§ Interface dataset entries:
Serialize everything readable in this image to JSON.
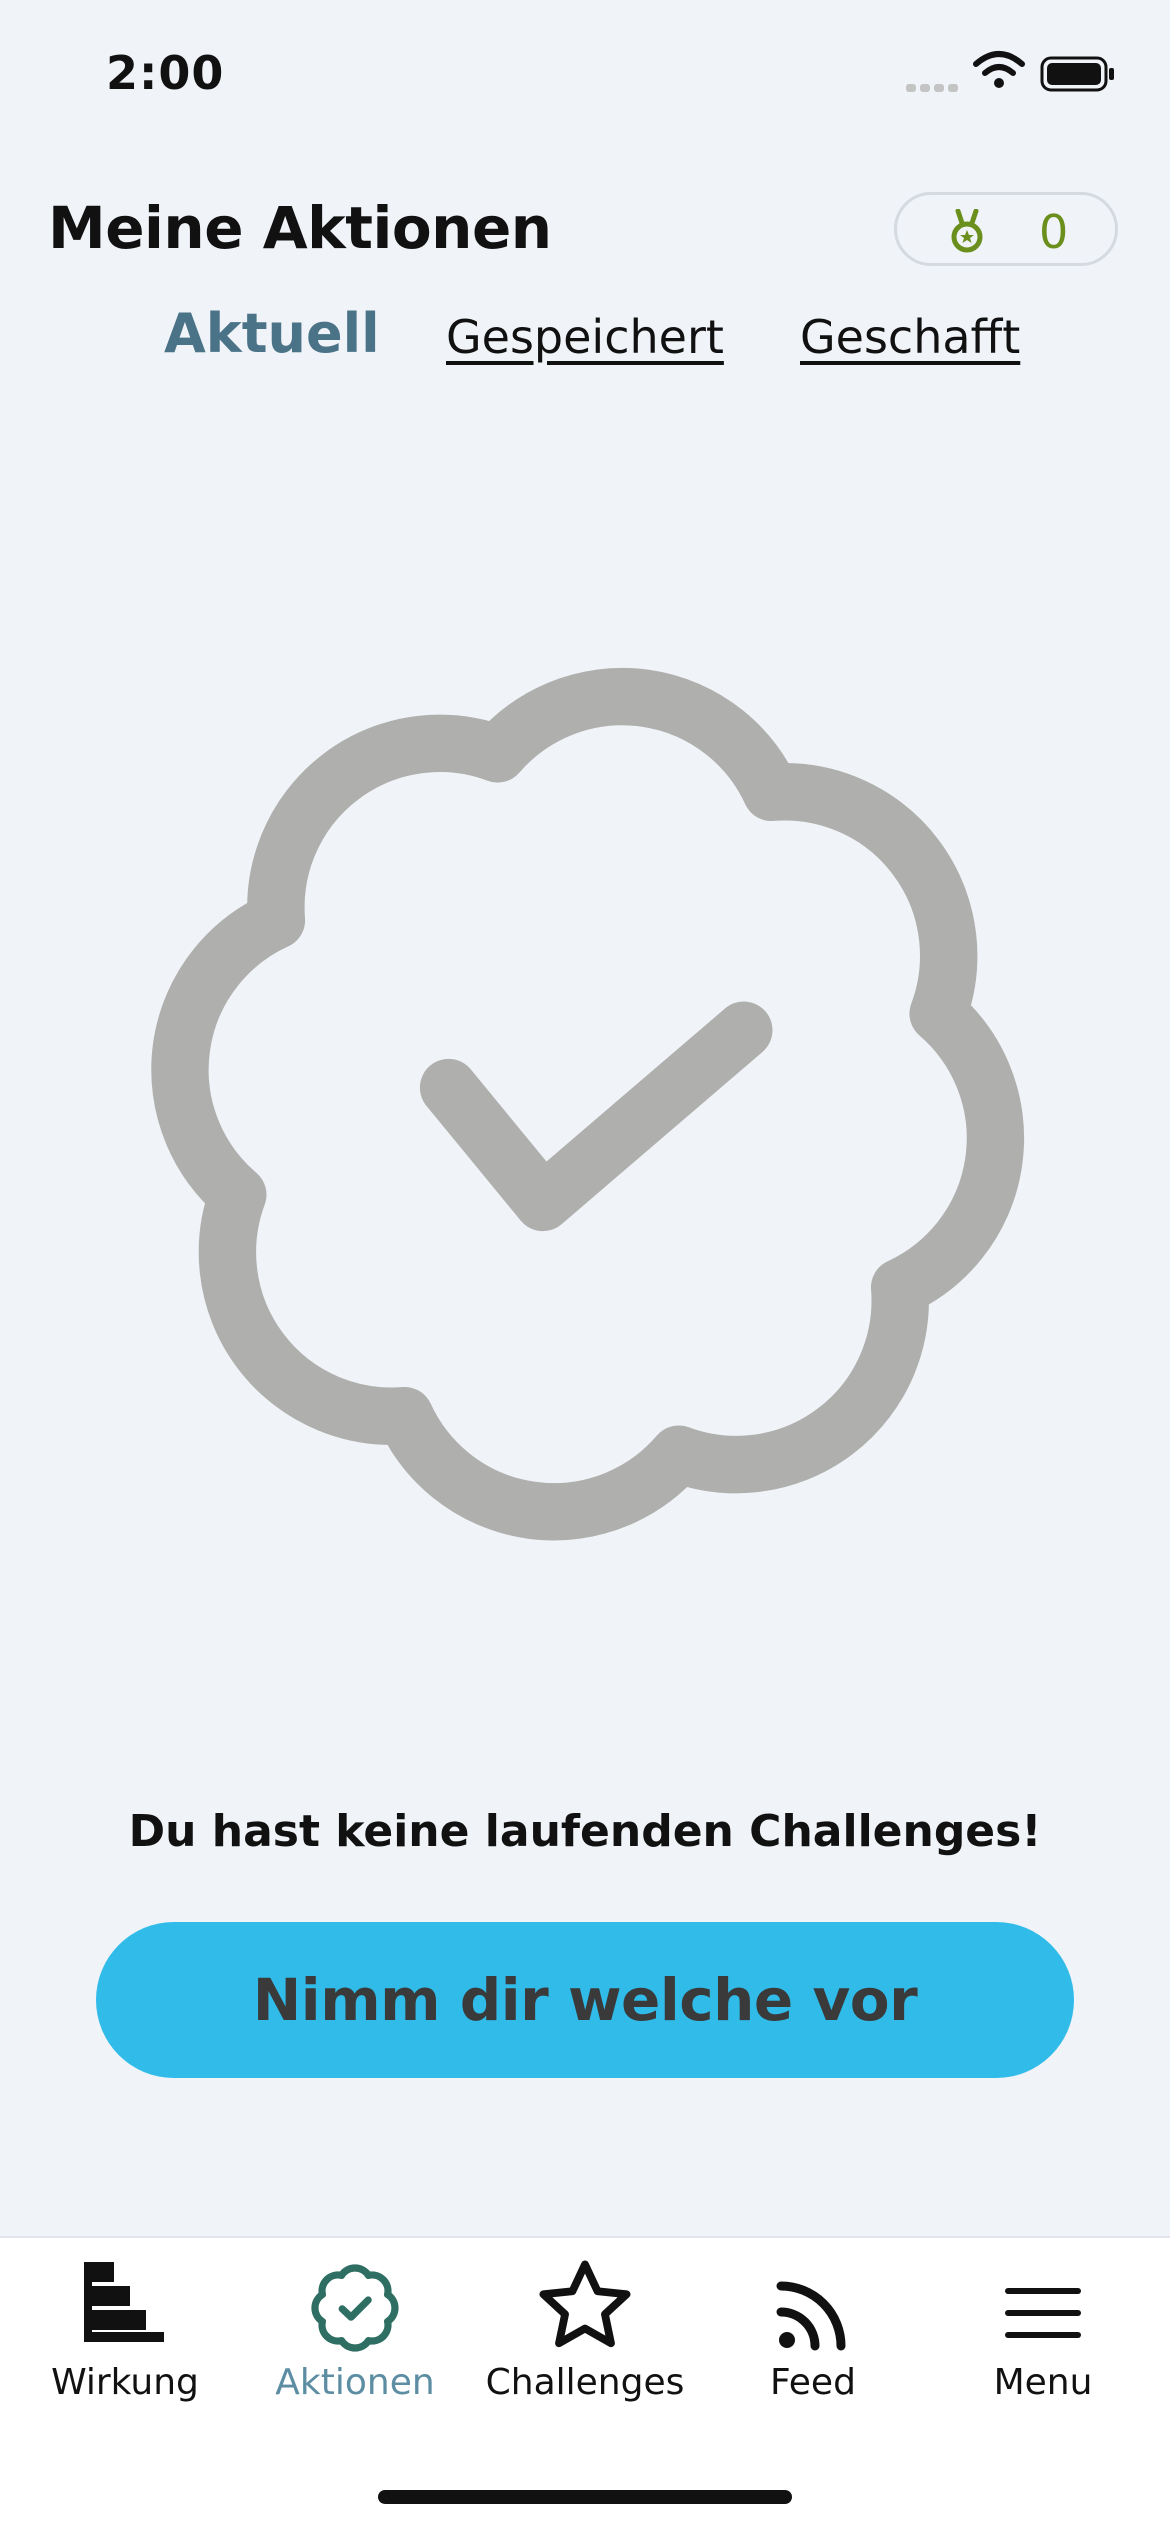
{
  "status_bar": {
    "time": "2:00"
  },
  "header": {
    "title": "Meine Aktionen",
    "points": "0",
    "points_icon": "medal-icon"
  },
  "tabs": [
    {
      "label": "Aktuell",
      "active": true
    },
    {
      "label": "Gespeichert",
      "active": false
    },
    {
      "label": "Geschafft",
      "active": false
    }
  ],
  "empty_state": {
    "icon": "badge-check-icon",
    "message": "Du hast keine laufenden Challenges!",
    "cta_label": "Nimm dir welche vor"
  },
  "bottom_nav": [
    {
      "label": "Wirkung",
      "icon": "impact-chart-icon",
      "active": false
    },
    {
      "label": "Aktionen",
      "icon": "badge-check-icon",
      "active": true
    },
    {
      "label": "Challenges",
      "icon": "star-icon",
      "active": false
    },
    {
      "label": "Feed",
      "icon": "rss-feed-icon",
      "active": false
    },
    {
      "label": "Menu",
      "icon": "hamburger-menu-icon",
      "active": false
    }
  ],
  "colors": {
    "background": "#f0f3f8",
    "accent": "#4a7388",
    "cta": "#30bbe9",
    "nav_active": "#5c8da3",
    "points": "#6b8f1c",
    "illustration": "#afafad"
  }
}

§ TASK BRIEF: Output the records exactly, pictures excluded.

§ ANSWER:
Serialize everything readable in this image to JSON.
{
  "status_bar": {
    "time": "2:00"
  },
  "header": {
    "title": "Meine Aktionen",
    "points": "0",
    "points_icon": "medal-icon"
  },
  "tabs": [
    {
      "label": "Aktuell",
      "active": true
    },
    {
      "label": "Gespeichert",
      "active": false
    },
    {
      "label": "Geschafft",
      "active": false
    }
  ],
  "empty_state": {
    "icon": "badge-check-icon",
    "message": "Du hast keine laufenden Challenges!",
    "cta_label": "Nimm dir welche vor"
  },
  "bottom_nav": [
    {
      "label": "Wirkung",
      "icon": "impact-chart-icon",
      "active": false
    },
    {
      "label": "Aktionen",
      "icon": "badge-check-icon",
      "active": true
    },
    {
      "label": "Challenges",
      "icon": "star-icon",
      "active": false
    },
    {
      "label": "Feed",
      "icon": "rss-feed-icon",
      "active": false
    },
    {
      "label": "Menu",
      "icon": "hamburger-menu-icon",
      "active": false
    }
  ],
  "colors": {
    "background": "#f0f3f8",
    "accent": "#4a7388",
    "cta": "#30bbe9",
    "nav_active": "#5c8da3",
    "points": "#6b8f1c",
    "illustration": "#afafad"
  }
}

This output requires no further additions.